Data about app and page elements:
-*-*-

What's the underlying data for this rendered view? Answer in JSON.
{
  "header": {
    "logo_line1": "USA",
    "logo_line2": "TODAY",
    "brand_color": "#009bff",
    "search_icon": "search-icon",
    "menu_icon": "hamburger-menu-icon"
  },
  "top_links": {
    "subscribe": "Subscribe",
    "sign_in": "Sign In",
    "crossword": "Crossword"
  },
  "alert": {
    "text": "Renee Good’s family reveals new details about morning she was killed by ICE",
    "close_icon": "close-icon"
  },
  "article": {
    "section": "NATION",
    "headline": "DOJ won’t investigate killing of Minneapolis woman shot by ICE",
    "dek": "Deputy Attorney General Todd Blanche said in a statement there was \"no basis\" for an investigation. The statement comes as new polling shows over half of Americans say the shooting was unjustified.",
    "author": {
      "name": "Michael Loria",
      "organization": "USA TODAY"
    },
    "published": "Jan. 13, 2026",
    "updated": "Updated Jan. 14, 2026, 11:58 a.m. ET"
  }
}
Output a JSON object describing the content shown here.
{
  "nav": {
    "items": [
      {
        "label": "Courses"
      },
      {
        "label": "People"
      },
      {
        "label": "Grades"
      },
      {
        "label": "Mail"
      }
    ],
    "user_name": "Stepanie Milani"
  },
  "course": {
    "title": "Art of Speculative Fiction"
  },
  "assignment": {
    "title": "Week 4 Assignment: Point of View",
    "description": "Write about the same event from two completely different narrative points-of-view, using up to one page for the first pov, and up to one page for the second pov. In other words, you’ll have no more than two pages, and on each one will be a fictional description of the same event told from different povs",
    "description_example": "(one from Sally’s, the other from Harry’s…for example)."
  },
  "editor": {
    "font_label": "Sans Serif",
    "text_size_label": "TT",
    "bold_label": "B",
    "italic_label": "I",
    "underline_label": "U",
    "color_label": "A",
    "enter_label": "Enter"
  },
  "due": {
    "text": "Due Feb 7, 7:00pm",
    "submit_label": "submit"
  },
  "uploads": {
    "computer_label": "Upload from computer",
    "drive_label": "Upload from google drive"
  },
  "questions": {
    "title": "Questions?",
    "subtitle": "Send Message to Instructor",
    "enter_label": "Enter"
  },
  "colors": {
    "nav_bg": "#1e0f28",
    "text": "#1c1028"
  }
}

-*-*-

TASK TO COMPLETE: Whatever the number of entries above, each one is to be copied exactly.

ANSWER TO THE PROBLEM:
What's the underlying data for this rendered view? Answer in JSON.
{
  "header": {
    "logo_line1": "USA",
    "logo_line2": "TODAY",
    "brand_color": "#009bff",
    "search_icon": "search-icon",
    "menu_icon": "hamburger-menu-icon"
  },
  "top_links": {
    "subscribe": "Subscribe",
    "sign_in": "Sign In",
    "crossword": "Crossword"
  },
  "alert": {
    "text": "Renee Good’s family reveals new details about morning she was killed by ICE",
    "close_icon": "close-icon"
  },
  "article": {
    "section": "NATION",
    "headline": "DOJ won’t investigate killing of Minneapolis woman shot by ICE",
    "dek": "Deputy Attorney General Todd Blanche said in a statement there was \"no basis\" for an investigation. The statement comes as new polling shows over half of Americans say the shooting was unjustified.",
    "author": {
      "name": "Michael Loria",
      "organization": "USA TODAY"
    },
    "published": "Jan. 13, 2026",
    "updated": "Updated Jan. 14, 2026, 11:58 a.m. ET"
  }
}
Output a JSON object describing the content shown here.
{
  "nav": {
    "items": [
      {
        "label": "Courses"
      },
      {
        "label": "People"
      },
      {
        "label": "Grades"
      },
      {
        "label": "Mail"
      }
    ],
    "user_name": "Stepanie Milani"
  },
  "course": {
    "title": "Art of Speculative Fiction"
  },
  "assignment": {
    "title": "Week 4 Assignment: Point of View",
    "description": "Write about the same event from two completely different narrative points-of-view, using up to one page for the first pov, and up to one page for the second pov. In other words, you’ll have no more than two pages, and on each one will be a fictional description of the same event told from different povs",
    "description_example": "(one from Sally’s, the other from Harry’s…for example)."
  },
  "editor": {
    "font_label": "Sans Serif",
    "text_size_label": "TT",
    "bold_label": "B",
    "italic_label": "I",
    "underline_label": "U",
    "color_label": "A",
    "enter_label": "Enter"
  },
  "due": {
    "text": "Due Feb 7, 7:00pm",
    "submit_label": "submit"
  },
  "uploads": {
    "computer_label": "Upload from computer",
    "drive_label": "Upload from google drive"
  },
  "questions": {
    "title": "Questions?",
    "subtitle": "Send Message to Instructor",
    "enter_label": "Enter"
  },
  "colors": {
    "nav_bg": "#1e0f28",
    "text": "#1c1028"
  }
}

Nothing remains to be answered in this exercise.